In a recent study at the University of Minnesota, researchers found that despite painful symptoms associated with vulvodynia, the disorder ultimately had little effect on a woman’s decision to conceive.
Vulvodynia is a chronic disorder that causes pain to the vulvar area and is often difficult to diagnose. Considering the methods of treatment and effectiveness vary from woman to woman, researchers expected this arduous treatment process would significantly alter childbearing decisions.
“In many cases, women did not see their pain as ‘bad enough’ to merit delaying conception,” said Nora Johnson, M.P.H., from the School of Public Health and lead author of the study. “The women seemed to have reached a personally acceptable level of pain before planning and achieving their pregnancies. However, very few women in the study reported to be completely pain-free at the time of conception.”
Very little research is available on the effect of vulvodynia on pregnancy, however, vulvodynia has not been shown to have a biological effect. Research suggests there is no significant difference between women with and without vulvodynia in the context of achieving pregnancy or the pregnancy outcomes. Still, it can affect a pregnancy behaviorally as vulvodynia increases the likelihood of receiving a c-section and can reduce sexual intercourse due to the associated pain.
“Our study points to vulvodynia affecting the pregnancy experience by increasing women’s anxiety levels,” said Johnson. “The women in our study were consistently in fear of their vulvar pain coming back or getting worse.”
Over the course of the study, the pregnant women coped with vulvodynia in diverse approaches. Some women actively adjusted their birth plan to minimize or avoid pain. Others were comforted by the normalization of delivery pain, regardless of whether or not a woman has vulvodynia.

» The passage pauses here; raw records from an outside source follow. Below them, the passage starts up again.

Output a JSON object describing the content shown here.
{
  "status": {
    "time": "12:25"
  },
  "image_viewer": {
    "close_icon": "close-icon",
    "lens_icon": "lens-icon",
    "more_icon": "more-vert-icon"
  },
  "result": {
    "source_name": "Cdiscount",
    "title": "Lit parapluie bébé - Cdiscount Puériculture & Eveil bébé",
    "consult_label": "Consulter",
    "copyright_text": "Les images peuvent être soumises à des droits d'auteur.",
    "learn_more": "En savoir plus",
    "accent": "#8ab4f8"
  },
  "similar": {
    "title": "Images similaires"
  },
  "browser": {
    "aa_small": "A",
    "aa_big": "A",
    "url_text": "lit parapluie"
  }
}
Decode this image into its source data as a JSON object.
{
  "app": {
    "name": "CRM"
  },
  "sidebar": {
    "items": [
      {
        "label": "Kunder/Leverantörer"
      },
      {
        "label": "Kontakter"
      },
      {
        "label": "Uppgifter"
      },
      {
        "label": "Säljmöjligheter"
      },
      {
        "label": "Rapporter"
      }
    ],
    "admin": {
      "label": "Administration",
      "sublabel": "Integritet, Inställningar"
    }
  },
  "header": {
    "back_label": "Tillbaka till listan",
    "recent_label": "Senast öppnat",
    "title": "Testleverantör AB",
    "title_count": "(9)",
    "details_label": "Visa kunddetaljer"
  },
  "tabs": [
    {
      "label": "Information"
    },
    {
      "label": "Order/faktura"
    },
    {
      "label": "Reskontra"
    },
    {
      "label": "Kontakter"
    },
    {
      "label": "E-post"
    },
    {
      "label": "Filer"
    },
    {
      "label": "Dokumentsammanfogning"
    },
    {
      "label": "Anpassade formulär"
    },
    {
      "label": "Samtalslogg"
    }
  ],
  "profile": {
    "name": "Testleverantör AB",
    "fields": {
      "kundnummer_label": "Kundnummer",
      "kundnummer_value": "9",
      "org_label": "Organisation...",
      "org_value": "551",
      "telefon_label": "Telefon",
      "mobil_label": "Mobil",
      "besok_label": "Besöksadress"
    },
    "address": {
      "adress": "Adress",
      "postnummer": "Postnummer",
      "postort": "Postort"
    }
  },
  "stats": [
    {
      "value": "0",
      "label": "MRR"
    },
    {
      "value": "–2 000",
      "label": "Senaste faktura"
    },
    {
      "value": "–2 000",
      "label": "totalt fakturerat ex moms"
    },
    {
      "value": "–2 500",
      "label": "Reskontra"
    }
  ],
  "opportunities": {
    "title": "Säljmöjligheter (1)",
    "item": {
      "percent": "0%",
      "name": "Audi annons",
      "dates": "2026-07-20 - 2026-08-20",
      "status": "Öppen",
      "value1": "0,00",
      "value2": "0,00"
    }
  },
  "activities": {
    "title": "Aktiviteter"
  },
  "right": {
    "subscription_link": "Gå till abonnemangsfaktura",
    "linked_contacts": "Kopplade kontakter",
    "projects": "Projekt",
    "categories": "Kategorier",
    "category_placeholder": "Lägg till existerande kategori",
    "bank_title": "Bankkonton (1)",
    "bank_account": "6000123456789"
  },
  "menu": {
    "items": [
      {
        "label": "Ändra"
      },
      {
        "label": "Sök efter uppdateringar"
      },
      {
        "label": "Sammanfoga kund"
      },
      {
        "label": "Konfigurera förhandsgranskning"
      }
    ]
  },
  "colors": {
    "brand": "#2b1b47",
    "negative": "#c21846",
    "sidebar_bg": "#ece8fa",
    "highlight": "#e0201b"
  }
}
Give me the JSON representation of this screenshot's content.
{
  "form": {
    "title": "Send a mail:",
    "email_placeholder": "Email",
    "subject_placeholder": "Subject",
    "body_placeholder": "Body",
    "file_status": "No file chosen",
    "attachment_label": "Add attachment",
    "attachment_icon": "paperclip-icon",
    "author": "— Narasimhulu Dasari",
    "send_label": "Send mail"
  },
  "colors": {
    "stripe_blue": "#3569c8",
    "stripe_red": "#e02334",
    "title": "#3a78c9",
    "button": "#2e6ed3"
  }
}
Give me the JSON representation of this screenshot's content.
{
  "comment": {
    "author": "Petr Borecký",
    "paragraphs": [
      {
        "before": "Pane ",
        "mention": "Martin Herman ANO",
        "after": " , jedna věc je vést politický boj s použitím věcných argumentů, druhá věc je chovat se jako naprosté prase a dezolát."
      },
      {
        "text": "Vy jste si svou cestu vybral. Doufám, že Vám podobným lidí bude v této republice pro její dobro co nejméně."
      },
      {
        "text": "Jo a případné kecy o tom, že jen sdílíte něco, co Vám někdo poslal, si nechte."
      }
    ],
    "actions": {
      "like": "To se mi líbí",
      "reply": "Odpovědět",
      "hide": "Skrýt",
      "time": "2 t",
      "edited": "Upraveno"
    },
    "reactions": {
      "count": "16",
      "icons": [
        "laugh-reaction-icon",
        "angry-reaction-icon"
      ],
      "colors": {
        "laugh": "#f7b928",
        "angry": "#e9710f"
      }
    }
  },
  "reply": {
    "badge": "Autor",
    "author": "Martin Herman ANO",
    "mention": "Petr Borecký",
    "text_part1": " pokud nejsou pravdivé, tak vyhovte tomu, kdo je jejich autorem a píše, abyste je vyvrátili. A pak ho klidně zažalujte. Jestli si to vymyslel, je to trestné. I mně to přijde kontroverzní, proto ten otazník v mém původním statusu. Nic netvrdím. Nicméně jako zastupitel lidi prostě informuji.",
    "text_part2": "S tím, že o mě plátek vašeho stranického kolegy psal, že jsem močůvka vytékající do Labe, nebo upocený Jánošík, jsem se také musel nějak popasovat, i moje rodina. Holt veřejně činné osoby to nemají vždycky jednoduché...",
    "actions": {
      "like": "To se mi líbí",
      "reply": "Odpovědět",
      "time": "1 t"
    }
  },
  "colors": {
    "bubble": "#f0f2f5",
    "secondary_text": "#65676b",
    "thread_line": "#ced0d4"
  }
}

A few women also hoped for an improvement in their symptoms as a result of the delivery.
“The research found that most of the women were not taking any contraindicated medications and those that did have to go off medication in anticipation of pregnancy had few problems with doing so,” said Johnson.
By gaining a better understanding of the relationship between vulvodynia and the experiences of reproductive planning, pregnancy and delivery, Johnson and her colleagues hoped to identify some ways to better support women and couples affected by vulvodynia.
“The women expressed many normative feelings of anxiety and hopefulness regarding pregnancy, which often times were representative of their resilience,” said Johnson. “Therefore, building this resilience with the assistance of therapists, partners and other individuals who provide social support to the women should be a primary focus of future research.”
~ Post written by Katie Huggins and originally published on Health Talk